When I joined I found that quite a few of my Facebook friends and Twitter followers were already there. I also found it was a great place to meet and share experiences with other authors. I have found this invaluable as I still see myself as very much in the fledgling stage of my writing career.
Making contact with other authors has led to a first for this blog today. After three years and several hundred posts, I am delighted to welcome today my first guest blogger: Qatar based writer Mohanalakshmi Rajakumar who has some valuable insights to share on the writing process:
First You Write it, Then You Raise it
By Mohanalakshmi Rajakumar

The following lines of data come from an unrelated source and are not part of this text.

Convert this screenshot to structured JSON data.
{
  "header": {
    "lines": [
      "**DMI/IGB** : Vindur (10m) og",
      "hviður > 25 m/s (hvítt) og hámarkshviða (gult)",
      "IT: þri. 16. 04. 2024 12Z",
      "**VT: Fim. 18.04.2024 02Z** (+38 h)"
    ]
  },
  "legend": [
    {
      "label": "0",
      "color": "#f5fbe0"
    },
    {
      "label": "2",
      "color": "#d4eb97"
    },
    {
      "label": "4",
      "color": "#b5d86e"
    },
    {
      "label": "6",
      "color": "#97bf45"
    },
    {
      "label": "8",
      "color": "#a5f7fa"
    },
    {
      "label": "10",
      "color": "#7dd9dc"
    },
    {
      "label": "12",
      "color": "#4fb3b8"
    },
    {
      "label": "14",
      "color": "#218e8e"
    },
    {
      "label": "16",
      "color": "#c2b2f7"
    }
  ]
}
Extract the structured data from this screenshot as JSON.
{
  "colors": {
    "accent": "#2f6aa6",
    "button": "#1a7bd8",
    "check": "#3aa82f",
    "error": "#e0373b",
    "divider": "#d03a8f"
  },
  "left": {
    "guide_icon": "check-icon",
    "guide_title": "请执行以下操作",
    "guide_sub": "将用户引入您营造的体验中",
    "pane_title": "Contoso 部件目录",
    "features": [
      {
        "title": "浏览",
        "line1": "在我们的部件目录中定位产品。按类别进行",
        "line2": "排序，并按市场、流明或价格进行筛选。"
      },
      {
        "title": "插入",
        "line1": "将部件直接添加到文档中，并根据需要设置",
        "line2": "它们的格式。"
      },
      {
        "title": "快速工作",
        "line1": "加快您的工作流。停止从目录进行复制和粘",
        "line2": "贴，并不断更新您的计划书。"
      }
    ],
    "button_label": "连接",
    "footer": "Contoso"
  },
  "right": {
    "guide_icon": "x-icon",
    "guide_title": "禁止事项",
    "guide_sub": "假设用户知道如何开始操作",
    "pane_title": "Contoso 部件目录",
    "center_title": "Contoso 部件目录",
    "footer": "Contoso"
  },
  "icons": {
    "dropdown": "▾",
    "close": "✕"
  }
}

Writing is a solitary activity: I’ve already been at this desk in the library for 3 hours this morning alone. The humid air from the underperforming air conditioner is not helping my extroverted tendencies.
What people tell you, but perhaps not in enough detail, is that like a pregnancy, a story can take a while to gestate. Unlike a pregnancy, however, stories do not have a deliver by date.
I’m promoting the paperback release of a novel this week: The Dohmestics. The story follows the lives of six women, three employers and three housemaids, through the ups and downs of their everyday lives in a walled neighborhood in the Middle East.
My journey to finishing this book was as intricate as the plot itself. I wrote the first draft in a maniacal tear related to National Novel Writing Month. This is otherwise known as the month of insanity for those who sign up to write 50,000 words in the month of November. Yes, the same month with American Thanksgiving, the lead up to the harrowing retail time known as Christmas, and often coincides with grading university exams.
I wrote the novel and spent a month revising it: the eBook version was released in January.
Like a new baby, you flood your friends’ timelines with photos and factoids. Here’s me with the book club! And other exclamation worthy posts on Instagram.
From the moment the eBook is published, you are pushing yourself to get the paperback version ready. The paperback is another opportunity to revise, reshape, and reconsider. And I make the most of this, knowing that the many people still prefer print over Kindle apps. The revision process for The Dohmestics took 2 months and almost 10,000 more action packed words.
For many authors both versions of a book are released at the same time. For me, it’s two years later, and almost a new book, to both my readers and me.
The reason there’s such a lag between the digital publication and print publication dates is that I spent 10 years writing 8 books. I revised them for 2 years; then I realized one on average of 3 months to get readers’ attention. With a steady backlist of titles ranging from novels, to memoir, to how-to, I turned my eyes to paperback.
This system has worked for me because I’ve attracted a loyal following of eBook readers who have given me solid 4, 4.5 star reviews. When the paperback comes out, I’m not only attracting a new audience, I’m also reminding my faithful readers to tell their print preferring friends about me.
You see, it’s not all sipping mint juleps in Key West at Earnest Hemingway’s house. Writing is hard work. Getting someone to read your book, well that’s probably even harder.
Mohana is considerably further along with her writing career than I am with mine, having published 8 books already on a variety of subjects. Like my own books, these are a mix of fiction and non-fiction including parenting memoir Mommy But Still Me, a parenting diary in the same vein as my own Fortysomething Father.
The paperback edition of her latest novel The Dohmestics is available from Amazon - here's the UK link The Dohmestics - UK edition - there is of course the Kindle edition also available. If you are in the US, you can find it here: The Dohmestics - US edition.
To conclude, I would like to thank Mohana for being my very first guest writer and wish her every success in her continued writing career.